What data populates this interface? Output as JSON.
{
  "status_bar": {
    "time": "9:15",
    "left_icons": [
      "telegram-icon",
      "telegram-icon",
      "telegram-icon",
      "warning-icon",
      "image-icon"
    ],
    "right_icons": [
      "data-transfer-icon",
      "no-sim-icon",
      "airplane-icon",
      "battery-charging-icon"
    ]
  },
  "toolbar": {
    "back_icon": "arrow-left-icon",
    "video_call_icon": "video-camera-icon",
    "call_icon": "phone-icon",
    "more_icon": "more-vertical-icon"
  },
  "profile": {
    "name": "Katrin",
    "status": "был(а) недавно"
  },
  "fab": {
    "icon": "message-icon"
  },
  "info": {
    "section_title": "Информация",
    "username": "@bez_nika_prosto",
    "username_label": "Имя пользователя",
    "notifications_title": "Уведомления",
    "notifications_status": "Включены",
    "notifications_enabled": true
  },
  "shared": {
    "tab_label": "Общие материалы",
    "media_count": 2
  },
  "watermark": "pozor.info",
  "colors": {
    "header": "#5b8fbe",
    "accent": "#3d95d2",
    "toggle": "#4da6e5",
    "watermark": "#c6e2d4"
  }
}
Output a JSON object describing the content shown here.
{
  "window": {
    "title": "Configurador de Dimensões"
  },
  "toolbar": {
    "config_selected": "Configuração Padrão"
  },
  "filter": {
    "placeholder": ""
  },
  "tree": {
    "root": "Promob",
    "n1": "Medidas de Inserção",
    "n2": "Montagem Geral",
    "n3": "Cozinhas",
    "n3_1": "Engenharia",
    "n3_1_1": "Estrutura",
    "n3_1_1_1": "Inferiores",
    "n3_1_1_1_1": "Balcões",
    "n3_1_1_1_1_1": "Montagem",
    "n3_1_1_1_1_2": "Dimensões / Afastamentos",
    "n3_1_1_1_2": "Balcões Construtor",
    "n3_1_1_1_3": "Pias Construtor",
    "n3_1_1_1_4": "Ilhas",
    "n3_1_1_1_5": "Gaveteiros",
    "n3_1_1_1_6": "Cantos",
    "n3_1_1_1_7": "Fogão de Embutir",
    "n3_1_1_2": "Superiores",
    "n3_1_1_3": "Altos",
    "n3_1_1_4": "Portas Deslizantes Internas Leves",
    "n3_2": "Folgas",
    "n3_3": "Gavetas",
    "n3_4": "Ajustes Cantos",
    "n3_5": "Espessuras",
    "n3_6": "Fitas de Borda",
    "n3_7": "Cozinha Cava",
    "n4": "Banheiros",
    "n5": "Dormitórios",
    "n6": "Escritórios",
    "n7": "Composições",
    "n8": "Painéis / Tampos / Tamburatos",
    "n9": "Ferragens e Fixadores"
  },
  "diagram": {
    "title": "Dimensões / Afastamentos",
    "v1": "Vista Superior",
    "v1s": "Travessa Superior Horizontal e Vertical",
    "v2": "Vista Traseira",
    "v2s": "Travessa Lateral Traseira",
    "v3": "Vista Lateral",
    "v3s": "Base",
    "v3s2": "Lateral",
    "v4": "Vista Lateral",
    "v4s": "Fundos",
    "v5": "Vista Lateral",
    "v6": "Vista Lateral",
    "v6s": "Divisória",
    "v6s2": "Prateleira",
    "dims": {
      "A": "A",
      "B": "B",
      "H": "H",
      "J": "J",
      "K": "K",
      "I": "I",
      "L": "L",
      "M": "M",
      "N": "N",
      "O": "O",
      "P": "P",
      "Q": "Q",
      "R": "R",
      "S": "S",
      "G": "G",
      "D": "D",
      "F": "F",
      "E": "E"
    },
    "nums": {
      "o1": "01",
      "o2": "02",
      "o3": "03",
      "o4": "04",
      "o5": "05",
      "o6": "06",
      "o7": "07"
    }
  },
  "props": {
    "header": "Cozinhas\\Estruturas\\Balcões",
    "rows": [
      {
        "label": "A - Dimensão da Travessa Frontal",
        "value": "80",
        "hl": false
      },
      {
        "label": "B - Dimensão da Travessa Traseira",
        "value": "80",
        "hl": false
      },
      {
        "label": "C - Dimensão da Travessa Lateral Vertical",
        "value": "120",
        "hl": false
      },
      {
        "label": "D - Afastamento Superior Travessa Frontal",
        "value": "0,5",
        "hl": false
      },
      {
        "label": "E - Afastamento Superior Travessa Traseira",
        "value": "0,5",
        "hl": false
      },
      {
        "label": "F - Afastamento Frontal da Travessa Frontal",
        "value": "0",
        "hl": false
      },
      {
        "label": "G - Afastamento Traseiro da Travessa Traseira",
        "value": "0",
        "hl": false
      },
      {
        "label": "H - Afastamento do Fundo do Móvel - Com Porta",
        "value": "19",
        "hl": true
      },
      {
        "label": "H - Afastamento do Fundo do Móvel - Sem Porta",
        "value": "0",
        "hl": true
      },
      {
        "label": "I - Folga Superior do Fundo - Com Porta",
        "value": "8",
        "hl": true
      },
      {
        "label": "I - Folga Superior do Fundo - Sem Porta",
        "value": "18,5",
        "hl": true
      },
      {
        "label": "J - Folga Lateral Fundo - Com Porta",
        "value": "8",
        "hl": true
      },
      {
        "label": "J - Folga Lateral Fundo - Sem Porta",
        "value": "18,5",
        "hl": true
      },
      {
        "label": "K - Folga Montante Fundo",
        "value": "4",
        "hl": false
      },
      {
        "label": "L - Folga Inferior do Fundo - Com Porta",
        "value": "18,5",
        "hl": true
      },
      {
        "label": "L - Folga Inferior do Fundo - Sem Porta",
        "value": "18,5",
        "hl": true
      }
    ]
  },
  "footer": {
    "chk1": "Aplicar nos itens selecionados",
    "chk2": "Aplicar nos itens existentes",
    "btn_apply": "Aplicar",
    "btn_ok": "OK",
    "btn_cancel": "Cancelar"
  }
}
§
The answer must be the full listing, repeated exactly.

### Response
What data populates this interface? Output as JSON.
{
  "status_bar": {
    "time": "9:15",
    "left_icons": [
      "telegram-icon",
      "telegram-icon",
      "telegram-icon",
      "warning-icon",
      "image-icon"
    ],
    "right_icons": [
      "data-transfer-icon",
      "no-sim-icon",
      "airplane-icon",
      "battery-charging-icon"
    ]
  },
  "toolbar": {
    "back_icon": "arrow-left-icon",
    "video_call_icon": "video-camera-icon",
    "call_icon": "phone-icon",
    "more_icon": "more-vertical-icon"
  },
  "profile": {
    "name": "Katrin",
    "status": "был(а) недавно"
  },
  "fab": {
    "icon": "message-icon"
  },
  "info": {
    "section_title": "Информация",
    "username": "@bez_nika_prosto",
    "username_label": "Имя пользователя",
    "notifications_title": "Уведомления",
    "notifications_status": "Включены",
    "notifications_enabled": true
  },
  "shared": {
    "tab_label": "Общие материалы",
    "media_count": 2
  },
  "watermark": "pozor.info",
  "colors": {
    "header": "#5b8fbe",
    "accent": "#3d95d2",
    "toggle": "#4da6e5",
    "watermark": "#c6e2d4"
  }
}
Output a JSON object describing the content shown here.
{
  "window": {
    "title": "Configurador de Dimensões"
  },
  "toolbar": {
    "config_selected": "Configuração Padrão"
  },
  "filter": {
    "placeholder": ""
  },
  "tree": {
    "root": "Promob",
    "n1": "Medidas de Inserção",
    "n2": "Montagem Geral",
    "n3": "Cozinhas",
    "n3_1": "Engenharia",
    "n3_1_1": "Estrutura",
    "n3_1_1_1": "Inferiores",
    "n3_1_1_1_1": "Balcões",
    "n3_1_1_1_1_1": "Montagem",
    "n3_1_1_1_1_2": "Dimensões / Afastamentos",
    "n3_1_1_1_2": "Balcões Construtor",
    "n3_1_1_1_3": "Pias Construtor",
    "n3_1_1_1_4": "Ilhas",
    "n3_1_1_1_5": "Gaveteiros",
    "n3_1_1_1_6": "Cantos",
    "n3_1_1_1_7": "Fogão de Embutir",
    "n3_1_1_2": "Superiores",
    "n3_1_1_3": "Altos",
    "n3_1_1_4": "Portas Deslizantes Internas Leves",
    "n3_2": "Folgas",
    "n3_3": "Gavetas",
    "n3_4": "Ajustes Cantos",
    "n3_5": "Espessuras",
    "n3_6": "Fitas de Borda",
    "n3_7": "Cozinha Cava",
    "n4": "Banheiros",
    "n5": "Dormitórios",
    "n6": "Escritórios",
    "n7": "Composições",
    "n8": "Painéis / Tampos / Tamburatos",
    "n9": "Ferragens e Fixadores"
  },
  "diagram": {
    "title": "Dimensões / Afastamentos",
    "v1": "Vista Superior",
    "v1s": "Travessa Superior Horizontal e Vertical",
    "v2": "Vista Traseira",
    "v2s": "Travessa Lateral Traseira",
    "v3": "Vista Lateral",
    "v3s": "Base",
    "v3s2": "Lateral",
    "v4": "Vista Lateral",
    "v4s": "Fundos",
    "v5": "Vista Lateral",
    "v6": "Vista Lateral",
    "v6s": "Divisória",
    "v6s2": "Prateleira",
    "dims": {
      "A": "A",
      "B": "B",
      "H": "H",
      "J": "J",
      "K": "K",
      "I": "I",
      "L": "L",
      "M": "M",
      "N": "N",
      "O": "O",
      "P": "P",
      "Q": "Q",
      "R": "R",
      "S": "S",
      "G": "G",
      "D": "D",
      "F": "F",
      "E": "E"
    },
    "nums": {
      "o1": "01",
      "o2": "02",
      "o3": "03",
      "o4": "04",
      "o5": "05",
      "o6": "06",
      "o7": "07"
    }
  },
  "props": {
    "header": "Cozinhas\\Estruturas\\Balcões",
    "rows": [
      {
        "label": "A - Dimensão da Travessa Frontal",
        "value": "80",
        "hl": false
      },
      {
        "label": "B - Dimensão da Travessa Traseira",
        "value": "80",
        "hl": false
      },
      {
        "label": "C - Dimensão da Travessa Lateral Vertical",
        "value": "120",
        "hl": false
      },
      {
        "label": "D - Afastamento Superior Travessa Frontal",
        "value": "0,5",
        "hl": false
      },
      {
        "label": "E - Afastamento Superior Travessa Traseira",
        "value": "0,5",
        "hl": false
      },
      {
        "label": "F - Afastamento Frontal da Travessa Frontal",
        "value": "0",
        "hl": false
      },
      {
        "label": "G - Afastamento Traseiro da Travessa Traseira",
        "value": "0",
        "hl": false
      },
      {
        "label": "H - Afastamento do Fundo do Móvel - Com Porta",
        "value": "19",
        "hl": true
      },
      {
        "label": "H - Afastamento do Fundo do Móvel - Sem Porta",
        "value": "0",
        "hl": true
      },
      {
        "label": "I - Folga Superior do Fundo - Com Porta",
        "value": "8",
        "hl": true
      },
      {
        "label": "I - Folga Superior do Fundo - Sem Porta",
        "value": "18,5",
        "hl": true
      },
      {
        "label": "J - Folga Lateral Fundo - Com Porta",
        "value": "8",
        "hl": true
      },
      {
        "label": "J - Folga Lateral Fundo - Sem Porta",
        "value": "18,5",
        "hl": true
      },
      {
        "label": "K - Folga Montante Fundo",
        "value": "4",
        "hl": false
      },
      {
        "label": "L - Folga Inferior do Fundo - Com Porta",
        "value": "18,5",
        "hl": true
      },
      {
        "label": "L - Folga Inferior do Fundo - Sem Porta",
        "value": "18,5",
        "hl": true
      }
    ]
  },
  "footer": {
    "chk1": "Aplicar nos itens selecionados",
    "chk2": "Aplicar nos itens existentes",
    "btn_apply": "Aplicar",
    "btn_ok": "OK",
    "btn_cancel": "Cancelar"
  }
}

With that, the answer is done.